“The secret is you must believe what you can’t yet see.”
Out of college, Balaram Owens, of RLAH Real Estate, landed a job as an account receivables clerk at Total Wine, but after several months on the job, he was fired because he didn’t clock out for lunch, as he was supposed to.
“That was a humbling experience but gave me my first thought that one day, I wanted to work for myself,” Balaram remembers.
While getting fired was challenging, it ultimately led Balaram on the road to much greater success. He recognized the value of working for himself and set out on a path to create a life of abundance.
“Success is doing what you want, when you want, with whom you want,” Balaram explains.
Real Estate Beginnings
Balaram went on to land a job at Keller Williams as a Market Center Administrator (MCA). He remained in that role for almost a decade and learned a tremendous deal about real estate — the good, the bad, and the ugly.
“To say those years were tumultuous is an understatement,” Balaram recalls. “I had worked for six team leaders and four ownership groups, and [experienced] three office moves. Consequently, those offices were never successful, which caused a lot of finger-pointing, backstabbing, and infighting. You find out a lot about yourself in times of turmoil and discomfort.”
Through all the transition, Balaram remained steady. He wasn’t the most technical MCA, but his agents trusted him, and he was committed to helping others succeed.
“Those years taught me the importance of servant leadership and made me want to be the controller of my own destiny,” Balaram says. “The discomfort of those years gave me the courage to step out and be a full-time agent. I figured if I’m going to be uncomfortable, let me make that choice for myself.”
In late 2014, Balaram got his real estate license and stepped into selling real estate full-time. Immediately, he was in love with the new role. Being a real estate agent allowed him to do more of what he really loved — help people.

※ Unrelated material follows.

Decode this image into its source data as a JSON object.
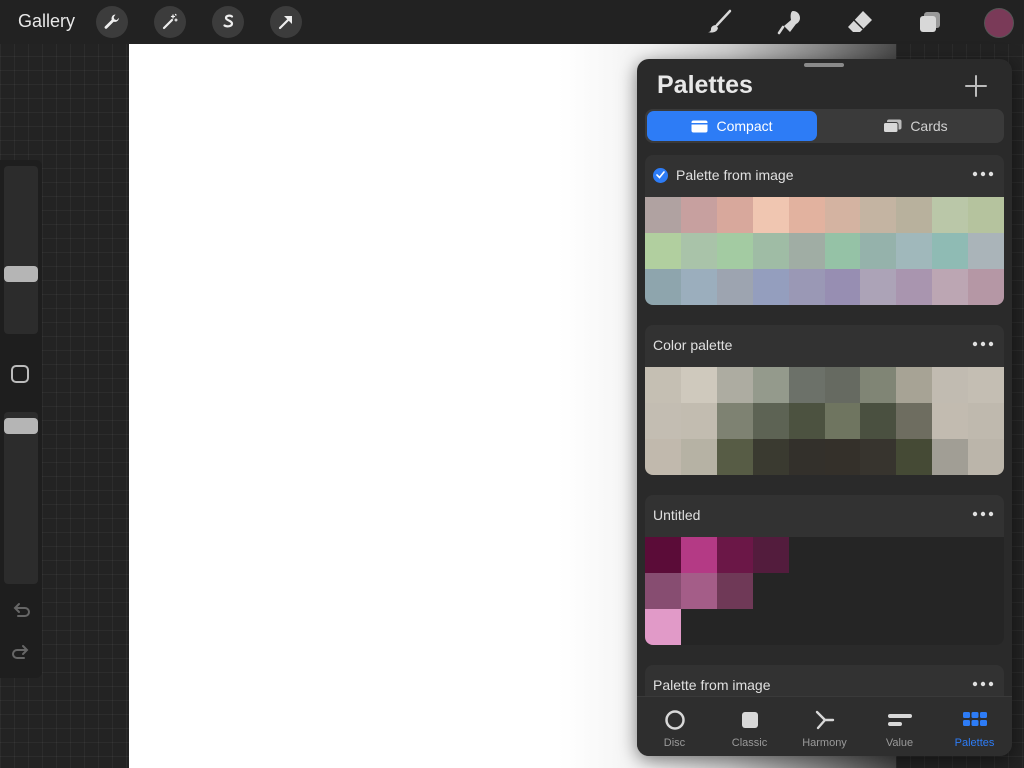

“I think the icing on the cake is that it’s helping people make one of the biggest decisions they will make in their life — where to live. To have someone entrust you with that decision is extremely humbling and gratifying. My job proficiency is tied to my clients getting what they want. It’s hard to succeed in this business without making sure your client wins first. My wins are a byproduct of continuous client happiness,” Balaram says.

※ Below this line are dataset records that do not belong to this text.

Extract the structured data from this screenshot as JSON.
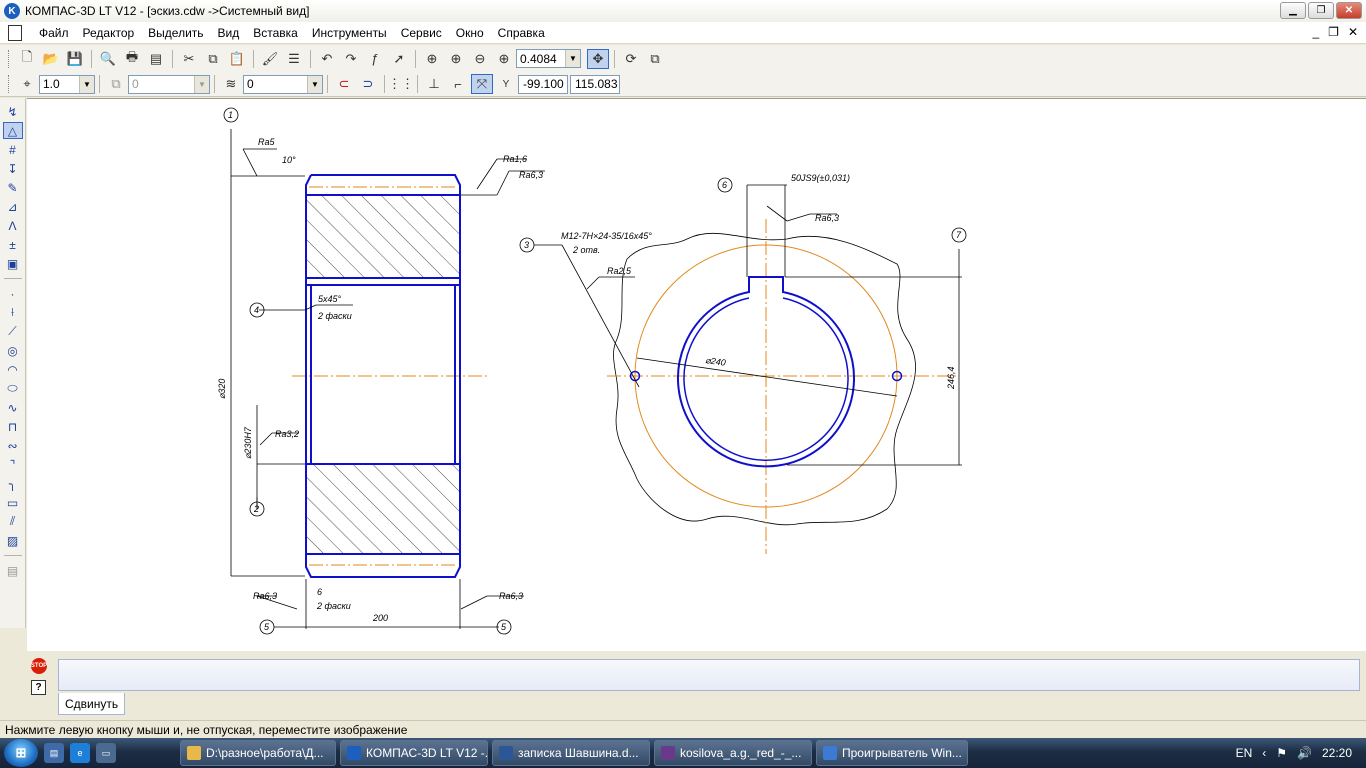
{
  "window": {
    "title": "КОМПАС-3D LT V12 - [эскиз.cdw ->Системный вид]",
    "logo": "K"
  },
  "menu": {
    "items": [
      "Файл",
      "Редактор",
      "Выделить",
      "Вид",
      "Вставка",
      "Инструменты",
      "Сервис",
      "Окно",
      "Справка"
    ]
  },
  "toolbar1": {
    "zoom_value": "0.4084"
  },
  "toolbar2": {
    "scale_value": "1.0",
    "layer_value": "0",
    "style_value": "0",
    "coord_x": "-99.100",
    "coord_y": "115.083",
    "coord_label": "Y"
  },
  "drawing": {
    "dims": {
      "ra5": "Ra5",
      "angle10": "10°",
      "ra16": "Ra1,6",
      "ra63_top": "Ra6,3",
      "chamfer": "5х45°",
      "chamfer_count": "2 фаски",
      "d320": "⌀320",
      "d230": "⌀230H7",
      "ra32": "Ra3,2",
      "ra63_bl": "Ra6,3",
      "ra63_br": "Ra6,3",
      "small6": "6",
      "chamfer_count_bottom": "2 фаски",
      "width200": "200",
      "keyway": "50JS9(±0,031)",
      "ra63_key": "Ra6,3",
      "thread": "М12-7Н×24-35/16х45°",
      "thread_count": "2 отв.",
      "ra25": "Ra2,5",
      "d240": "⌀240",
      "d246": "246,4",
      "l1": "1",
      "l2": "2",
      "l3": "3",
      "l4": "4",
      "l5a": "5",
      "l5b": "5",
      "l6": "6",
      "l7": "7",
      "l1b": "1"
    }
  },
  "properties": {
    "tab_label": "Сдвинуть"
  },
  "statusbar": {
    "text": "Нажмите левую кнопку мыши и, не отпуская, переместите изображение"
  },
  "taskbar": {
    "tasks": [
      {
        "label": "D:\\разное\\работа\\Д...",
        "color": "#e8b94a"
      },
      {
        "label": "КОМПАС-3D LT V12 -...",
        "color": "#1d5fbf"
      },
      {
        "label": "записка Шавшина.d...",
        "color": "#2b5797"
      },
      {
        "label": "kosilova_a.g._red_-_...",
        "color": "#6a3a8a"
      },
      {
        "label": "Проигрыватель Win...",
        "color": "#3b7bd4"
      }
    ],
    "lang": "EN",
    "clock": "22:20"
  },
  "colors": {
    "contour": "#1010cc",
    "axis": "#e08a1a",
    "dim": "#000000"
  }
}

Today, Balaram is steadily building one of the D.C. metro area’s top up-and-coming businesses. He closed over $11 million in 2019 and was named a Best Agent, Top Producer by Washingtonian in 2018 and 2019.
Leveraging His Niche
Balaram is a rarity in the D.C. area in that he is both a city agent and a suburban agent. His familiarity with both areas stems from his childhood, when his mother moved from Columbia Heights to Germantown, Maryland. Balaram utilizes his familiarity with different parts of D.C. to his advantage when understanding market conditions.
“D.C. was vastly different during that time,” Balaram remembers. “D.C. had a bunch of negative stigmas, one of which was the murder capital of the United States. On the other hand, Germantown, Maryland, was considered the ex-burban farm country.”
Balaram also leans into the lessons he learned as an MCA. Despite the turmoil, all those years as an MCA have proven to be tremendously valuable.
“The game-changer for my business is the agent and vendor relationships from all the years of being an MCA at Keller Williams…the countless referrals I receive from those agent relationships. Watching what separated the successful agents from the ones that struggled…My lender is someone I met at one of my Keller Williams offices over 13 years ago,” he says.
As he looks to the future, Balaram continues to aspire to do more of what he loves — helping people and building relationships. After so many tumultuous years as an MCA, he’s grateful to be on the path of running his own business.
“The engagement and excitement continue from being grateful for where my life was before selling real estate. My quality of life has improved so much, from a happiness standpoint and financial standpoint since I started selling real estate full-time. I don’t have any regrets of all those years of being an MCA because I don’t think I would have had the courage to bet on myself and believe in what I couldn’t see,” Balaram says.
“Without self-belief, nothing is possible. The unfortunate part is the willingness to believe comes from discomfort. I encourage people to believe in and bet on yourself.”